What do you hope members get out of your group?
Laura: I hope the members in our groups find community. I hope they feel connected, empowered, seen and heard. I hope they find the group to be a safe place to laugh and rage and cry- to be fully human with others who understand what it is like to live with cancer.
What advice would you give to someone who is not sure about getting involved in a support group?
Laura: I would encourage those considering a support group through Gilda’s Club to speak with one of our social workers to decide what group or type of support would be the best fit and to discuss any concerns. We understand that it can feel uncomfortable and vulnerable to get started with a group and we want to support those considering support groups. A new member can keep in mind that we strive to create a safe, supportive, respectful, and non-judgmental environment. All are welcome. I believe new members will quickly find connection and community and that they have so much to offer as well as receive from a group. Please reach out to us if you are considering a support group through Gilda’s Club- no one must face cancer alone.
We want to end with the advice Mary shared with us for someone facing a new diagnosis. While we are the experts in psychosocial cancer support, no one can speak to the experience of having cancer like someone who is living it themselves.
What advice would you have for someone with a new diagnosis?
Mary: Don’t be afraid to advocate for yourself. If you don’t understand something, don’t hesitate to ask. Also, I have a handheld digital recorder that I take to doctor’s appointments, and that’s really come in handy. There’s just so much information, and you’re under so much stress, it’s hard to process everything the first time around. Several times I’ve replayed the meeting and I sometimes catch things I missed.
Stay positive as much as possible.
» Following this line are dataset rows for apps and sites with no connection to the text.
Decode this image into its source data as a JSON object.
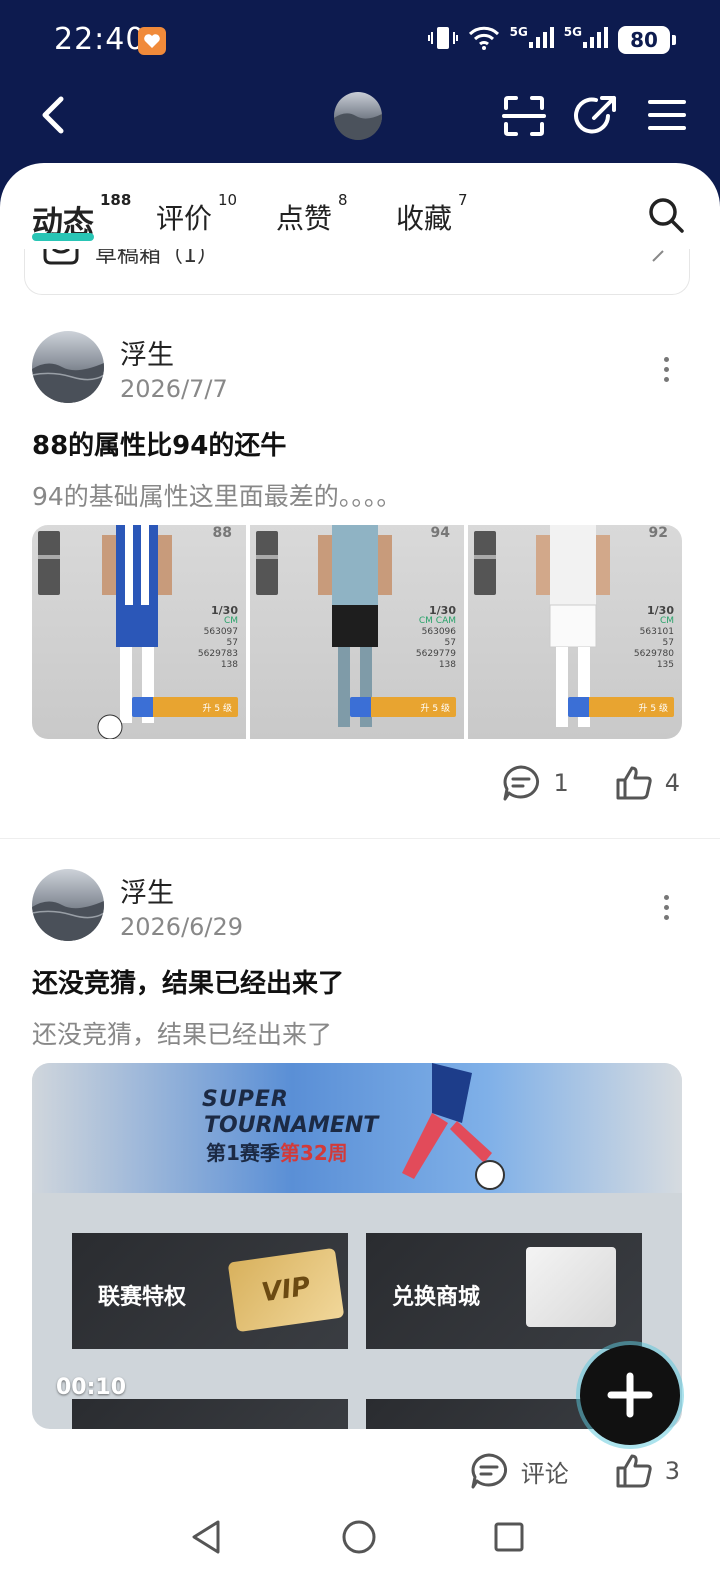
{
  "status_bar": {
    "time": "22:40",
    "signal_1_label": "5G",
    "signal_2_label": "5G",
    "battery": "80"
  },
  "tabs": [
    {
      "label": "动态",
      "count": "188"
    },
    {
      "label": "评价",
      "count": "10"
    },
    {
      "label": "点赞",
      "count": "8"
    },
    {
      "label": "收藏",
      "count": "7"
    }
  ],
  "peek_item": {
    "text": "草稿箱（1）"
  },
  "posts": [
    {
      "author": "浮生",
      "date": "2026/7/7",
      "title": "88的属性比94的还牛",
      "body": "94的基础属性这里面最差的。。。。",
      "images": [
        {
          "rating": "88",
          "level": "1/30",
          "position": "CM",
          "s1": "563097",
          "s2": "57",
          "s3": "5629783",
          "s4": "138",
          "upgrade": "升 5 级"
        },
        {
          "rating": "94",
          "level": "1/30",
          "position": "CM CAM",
          "s1": "563096",
          "s2": "57",
          "s3": "5629779",
          "s4": "138",
          "upgrade": "升 5 级"
        },
        {
          "rating": "92",
          "level": "1/30",
          "position": "CM",
          "s1": "563101",
          "s2": "57",
          "s3": "5629780",
          "s4": "135",
          "upgrade": "升 5 级"
        }
      ],
      "comments": "1",
      "likes": "4"
    },
    {
      "author": "浮生",
      "date": "2026/6/29",
      "title": "还没竞猜，结果已经出来了",
      "body": "还没竞猜，结果已经出来了",
      "video": {
        "banner_line1": "SUPER",
        "banner_line2": "TOURNAMENT",
        "season_prefix": "第1赛季",
        "season_week": "第32周",
        "tile1_label": "联赛特权",
        "tile2_label": "兑换商城",
        "vip_text": "VIP",
        "duration": "00:10"
      },
      "comments": "评论",
      "likes": "3"
    }
  ],
  "colors": {
    "header": "#0d1b4f",
    "accent": "#29c5b5"
  }
}
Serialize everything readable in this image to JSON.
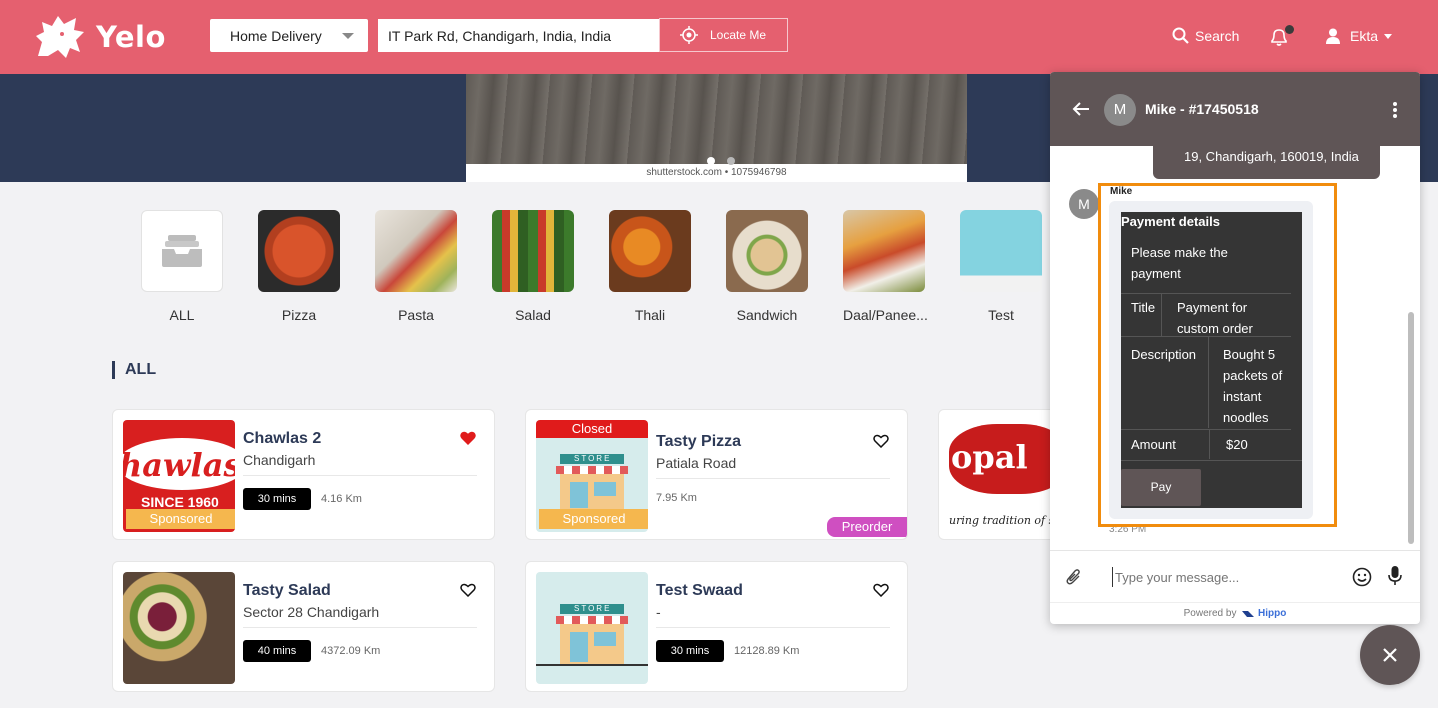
{
  "header": {
    "brand": "Yelo",
    "delivery_mode": "Home Delivery",
    "address": "IT Park Rd, Chandigarh, India, India",
    "locate_label": "Locate Me",
    "search_label": "Search",
    "user_name": "Ekta"
  },
  "banner": {
    "caption": "shutterstock.com • 1075946798",
    "slide_count": 2,
    "active_slide": 1
  },
  "categories": [
    {
      "label": "ALL",
      "icon": "inbox-icon"
    },
    {
      "label": "Pizza"
    },
    {
      "label": "Pasta"
    },
    {
      "label": "Salad"
    },
    {
      "label": "Thali"
    },
    {
      "label": "Sandwich"
    },
    {
      "label": "Daal/Panee..."
    },
    {
      "label": "Test"
    }
  ],
  "section_title": "ALL",
  "restaurants": [
    {
      "name": "Chawlas 2",
      "area": "Chandigarh",
      "time": "30 mins",
      "distance": "4.16 Km",
      "badge": "Sponsored",
      "favorite": true,
      "logo_text": "hawlas",
      "logo_sub": "SINCE 1960"
    },
    {
      "name": "Tasty Pizza",
      "area": "Patiala Road",
      "time": "",
      "distance": "7.95 Km",
      "badge": "Sponsored",
      "status": "Closed",
      "tag": "Preorder",
      "favorite": false,
      "store_sign": "STORE"
    },
    {
      "name": "Tasty Salad",
      "area": "Sector 28 Chandigarh",
      "time": "40 mins",
      "distance": "4372.09 Km",
      "favorite": false
    },
    {
      "name": "Test Swaad",
      "area": "-",
      "time": "30 mins",
      "distance": "12128.89 Km",
      "favorite": false,
      "store_sign": "STORE"
    },
    {
      "logo_text": "opal",
      "tagline": "uring tradition of s"
    }
  ],
  "chat": {
    "avatar_letter": "M",
    "title": "Mike - #17450518",
    "address_bubble": "19, Chandigarh, 160019, India",
    "sender": "Mike",
    "payment": {
      "heading": "Payment details",
      "message": "Please make the payment",
      "title_key": "Title",
      "title_value": "Payment for custom order",
      "description_key": "Description",
      "description_value": "Bought 5 packets of instant noodles",
      "amount_key": "Amount",
      "amount_value": "$20",
      "pay_label": "Pay"
    },
    "time": "3:26 PM",
    "input_placeholder": "Type your message...",
    "powered_by": "Powered by",
    "powered_brand": "Hippo"
  },
  "colors": {
    "brand": "#e5606f",
    "navy": "#2d3a57",
    "chat_header": "#5f5556",
    "highlight": "#f18c0d",
    "sponsored": "#f5b74e",
    "closed": "#e01b1b",
    "preorder": "#cf4fc1"
  }
}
The cancer journey is a rollercoaster of emotions, so there are certainly many times when I’ve felt really down. I don’t beat myself up about that; I try to just go with the flow. The really bad times don’t last forever, and I know better times will come along shortly. I reach out to friends when I need encouragement, help, or a listening ear. Just a few minutes visiting with someone who loves you makes all the difference.
Finally, I remember something I thought right after I was diagnosed, and I repeat it to myself frequently: “I may have cancer, but cancer doesn’t have me.”
Interested in learning more about our Support and Networking Groups, or know someone who could benefit? We’d love to help you find the right fit for you.